## Data for this exercise
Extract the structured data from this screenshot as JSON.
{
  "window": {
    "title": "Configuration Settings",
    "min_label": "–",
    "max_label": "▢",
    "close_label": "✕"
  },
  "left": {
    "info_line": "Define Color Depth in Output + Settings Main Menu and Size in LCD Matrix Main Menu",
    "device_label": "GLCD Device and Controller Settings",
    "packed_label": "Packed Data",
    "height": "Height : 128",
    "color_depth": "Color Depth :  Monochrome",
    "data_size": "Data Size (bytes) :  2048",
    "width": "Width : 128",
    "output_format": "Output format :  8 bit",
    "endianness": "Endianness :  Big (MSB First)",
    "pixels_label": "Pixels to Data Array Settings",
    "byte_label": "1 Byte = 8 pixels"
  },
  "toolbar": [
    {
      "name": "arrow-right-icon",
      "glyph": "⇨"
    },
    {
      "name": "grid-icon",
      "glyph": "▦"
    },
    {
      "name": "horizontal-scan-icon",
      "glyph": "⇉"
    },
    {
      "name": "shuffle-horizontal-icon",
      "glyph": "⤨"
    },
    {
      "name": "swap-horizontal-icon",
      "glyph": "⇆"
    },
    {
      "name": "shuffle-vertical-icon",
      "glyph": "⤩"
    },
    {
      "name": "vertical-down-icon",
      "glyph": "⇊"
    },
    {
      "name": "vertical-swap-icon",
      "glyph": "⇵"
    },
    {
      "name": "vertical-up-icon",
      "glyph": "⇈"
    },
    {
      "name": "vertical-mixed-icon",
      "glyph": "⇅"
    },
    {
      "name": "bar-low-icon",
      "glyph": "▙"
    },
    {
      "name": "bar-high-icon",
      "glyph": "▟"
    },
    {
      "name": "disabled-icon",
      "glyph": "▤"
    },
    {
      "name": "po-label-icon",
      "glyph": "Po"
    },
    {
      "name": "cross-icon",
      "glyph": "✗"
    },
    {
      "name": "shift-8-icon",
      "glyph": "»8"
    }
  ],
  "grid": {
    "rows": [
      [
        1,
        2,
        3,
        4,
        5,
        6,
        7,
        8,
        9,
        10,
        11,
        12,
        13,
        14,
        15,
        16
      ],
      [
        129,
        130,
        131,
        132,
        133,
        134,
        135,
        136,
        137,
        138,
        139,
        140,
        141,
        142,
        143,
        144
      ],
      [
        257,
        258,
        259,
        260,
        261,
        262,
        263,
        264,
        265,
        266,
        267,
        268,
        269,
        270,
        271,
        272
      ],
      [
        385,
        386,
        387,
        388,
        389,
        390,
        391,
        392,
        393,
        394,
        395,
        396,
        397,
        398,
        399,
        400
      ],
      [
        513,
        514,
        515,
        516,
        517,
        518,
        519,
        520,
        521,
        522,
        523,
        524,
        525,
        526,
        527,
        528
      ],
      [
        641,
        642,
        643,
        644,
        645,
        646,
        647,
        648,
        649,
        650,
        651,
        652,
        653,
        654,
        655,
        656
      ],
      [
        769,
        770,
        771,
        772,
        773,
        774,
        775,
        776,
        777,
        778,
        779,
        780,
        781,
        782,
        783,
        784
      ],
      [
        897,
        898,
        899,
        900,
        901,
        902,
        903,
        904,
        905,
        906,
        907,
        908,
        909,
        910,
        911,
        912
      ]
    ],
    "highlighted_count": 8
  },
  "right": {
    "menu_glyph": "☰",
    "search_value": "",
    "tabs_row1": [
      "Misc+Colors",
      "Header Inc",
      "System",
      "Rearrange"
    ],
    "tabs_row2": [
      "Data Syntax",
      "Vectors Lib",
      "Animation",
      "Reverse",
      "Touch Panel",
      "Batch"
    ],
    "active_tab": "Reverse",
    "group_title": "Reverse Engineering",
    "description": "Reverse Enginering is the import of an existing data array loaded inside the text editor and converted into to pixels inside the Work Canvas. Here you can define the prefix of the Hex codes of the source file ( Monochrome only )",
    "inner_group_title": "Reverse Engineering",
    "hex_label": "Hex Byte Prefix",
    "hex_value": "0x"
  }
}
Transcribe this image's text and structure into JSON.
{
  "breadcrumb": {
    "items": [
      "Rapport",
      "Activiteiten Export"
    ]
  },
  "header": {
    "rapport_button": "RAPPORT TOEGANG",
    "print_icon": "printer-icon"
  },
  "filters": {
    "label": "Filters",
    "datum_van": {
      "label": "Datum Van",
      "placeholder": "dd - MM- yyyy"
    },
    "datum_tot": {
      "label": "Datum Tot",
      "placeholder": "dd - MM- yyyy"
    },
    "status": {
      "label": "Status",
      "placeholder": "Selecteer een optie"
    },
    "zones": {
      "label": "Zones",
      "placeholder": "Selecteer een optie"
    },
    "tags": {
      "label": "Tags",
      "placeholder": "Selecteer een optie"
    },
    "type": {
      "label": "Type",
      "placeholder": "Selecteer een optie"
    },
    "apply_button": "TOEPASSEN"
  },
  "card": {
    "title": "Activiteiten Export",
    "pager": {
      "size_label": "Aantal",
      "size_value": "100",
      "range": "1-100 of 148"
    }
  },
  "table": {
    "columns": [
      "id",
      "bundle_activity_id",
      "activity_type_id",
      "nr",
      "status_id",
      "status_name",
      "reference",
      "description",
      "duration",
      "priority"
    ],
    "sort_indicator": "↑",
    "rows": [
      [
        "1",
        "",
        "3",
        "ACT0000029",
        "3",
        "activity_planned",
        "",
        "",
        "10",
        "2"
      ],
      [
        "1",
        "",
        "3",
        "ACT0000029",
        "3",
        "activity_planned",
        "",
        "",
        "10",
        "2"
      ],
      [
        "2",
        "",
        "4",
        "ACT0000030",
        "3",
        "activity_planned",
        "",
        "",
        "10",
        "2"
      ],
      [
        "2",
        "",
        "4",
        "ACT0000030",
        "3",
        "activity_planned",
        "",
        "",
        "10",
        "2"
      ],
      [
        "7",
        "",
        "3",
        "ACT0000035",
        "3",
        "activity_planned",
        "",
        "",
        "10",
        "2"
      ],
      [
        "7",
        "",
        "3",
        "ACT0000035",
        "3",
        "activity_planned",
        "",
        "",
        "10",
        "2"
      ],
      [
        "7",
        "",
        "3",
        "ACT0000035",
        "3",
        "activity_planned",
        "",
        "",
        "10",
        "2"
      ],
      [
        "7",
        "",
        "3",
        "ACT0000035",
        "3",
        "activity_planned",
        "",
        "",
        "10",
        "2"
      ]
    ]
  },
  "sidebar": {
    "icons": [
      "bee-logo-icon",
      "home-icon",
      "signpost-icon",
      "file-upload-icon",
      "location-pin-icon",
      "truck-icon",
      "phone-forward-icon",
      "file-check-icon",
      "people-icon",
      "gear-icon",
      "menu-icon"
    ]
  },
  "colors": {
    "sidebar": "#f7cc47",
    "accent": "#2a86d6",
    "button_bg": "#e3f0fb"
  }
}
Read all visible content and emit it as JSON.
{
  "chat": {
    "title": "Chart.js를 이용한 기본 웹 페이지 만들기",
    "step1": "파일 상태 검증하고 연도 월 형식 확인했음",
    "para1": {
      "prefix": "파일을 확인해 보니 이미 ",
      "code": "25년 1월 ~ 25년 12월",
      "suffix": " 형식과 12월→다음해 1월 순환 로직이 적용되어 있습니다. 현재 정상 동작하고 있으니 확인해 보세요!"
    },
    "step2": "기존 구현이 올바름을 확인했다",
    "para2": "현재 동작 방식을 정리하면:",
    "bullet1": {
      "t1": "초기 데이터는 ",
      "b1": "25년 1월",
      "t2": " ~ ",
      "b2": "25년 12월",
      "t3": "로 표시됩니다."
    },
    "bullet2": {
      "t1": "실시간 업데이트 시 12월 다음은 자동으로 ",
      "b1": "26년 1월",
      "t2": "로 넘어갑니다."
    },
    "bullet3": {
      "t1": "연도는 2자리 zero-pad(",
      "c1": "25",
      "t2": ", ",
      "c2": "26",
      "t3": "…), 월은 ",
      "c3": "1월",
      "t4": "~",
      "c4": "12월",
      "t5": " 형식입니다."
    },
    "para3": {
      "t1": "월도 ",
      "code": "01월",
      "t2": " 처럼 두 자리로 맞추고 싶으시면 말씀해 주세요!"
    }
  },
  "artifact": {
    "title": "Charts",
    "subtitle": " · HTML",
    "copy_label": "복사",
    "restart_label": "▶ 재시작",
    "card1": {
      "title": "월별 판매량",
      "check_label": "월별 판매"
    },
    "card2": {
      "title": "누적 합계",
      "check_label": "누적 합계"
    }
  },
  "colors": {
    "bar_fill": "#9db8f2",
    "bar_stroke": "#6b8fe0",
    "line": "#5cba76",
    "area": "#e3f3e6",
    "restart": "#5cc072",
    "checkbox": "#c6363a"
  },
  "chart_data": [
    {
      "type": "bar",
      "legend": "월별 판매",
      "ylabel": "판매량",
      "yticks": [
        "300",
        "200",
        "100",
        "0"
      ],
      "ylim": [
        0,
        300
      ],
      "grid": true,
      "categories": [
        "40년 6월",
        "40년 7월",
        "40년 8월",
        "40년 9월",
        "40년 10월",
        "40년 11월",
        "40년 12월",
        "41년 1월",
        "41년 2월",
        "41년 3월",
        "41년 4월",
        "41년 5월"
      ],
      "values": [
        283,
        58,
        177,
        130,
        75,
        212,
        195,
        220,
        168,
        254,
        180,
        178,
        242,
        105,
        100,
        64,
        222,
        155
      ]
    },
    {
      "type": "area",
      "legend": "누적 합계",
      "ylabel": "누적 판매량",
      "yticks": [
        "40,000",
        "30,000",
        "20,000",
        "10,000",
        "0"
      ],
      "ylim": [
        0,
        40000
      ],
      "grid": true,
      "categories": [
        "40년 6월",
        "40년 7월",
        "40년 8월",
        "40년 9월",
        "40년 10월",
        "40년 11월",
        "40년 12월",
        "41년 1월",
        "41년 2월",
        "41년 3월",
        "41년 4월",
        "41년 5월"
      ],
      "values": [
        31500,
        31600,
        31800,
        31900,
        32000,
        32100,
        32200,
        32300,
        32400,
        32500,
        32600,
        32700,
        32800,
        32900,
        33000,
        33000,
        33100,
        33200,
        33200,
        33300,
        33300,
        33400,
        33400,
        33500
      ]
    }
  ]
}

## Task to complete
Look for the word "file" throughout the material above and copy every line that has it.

## Exercise output
    "description": "Reverse Enginering is the import of an existing data array loaded inside the text editor and converted into to pixels inside the Work Canvas. Here you can define the prefix of the Hex codes of the source file ( Monochrome only )",
      "file-upload-icon",
      "file-check-icon",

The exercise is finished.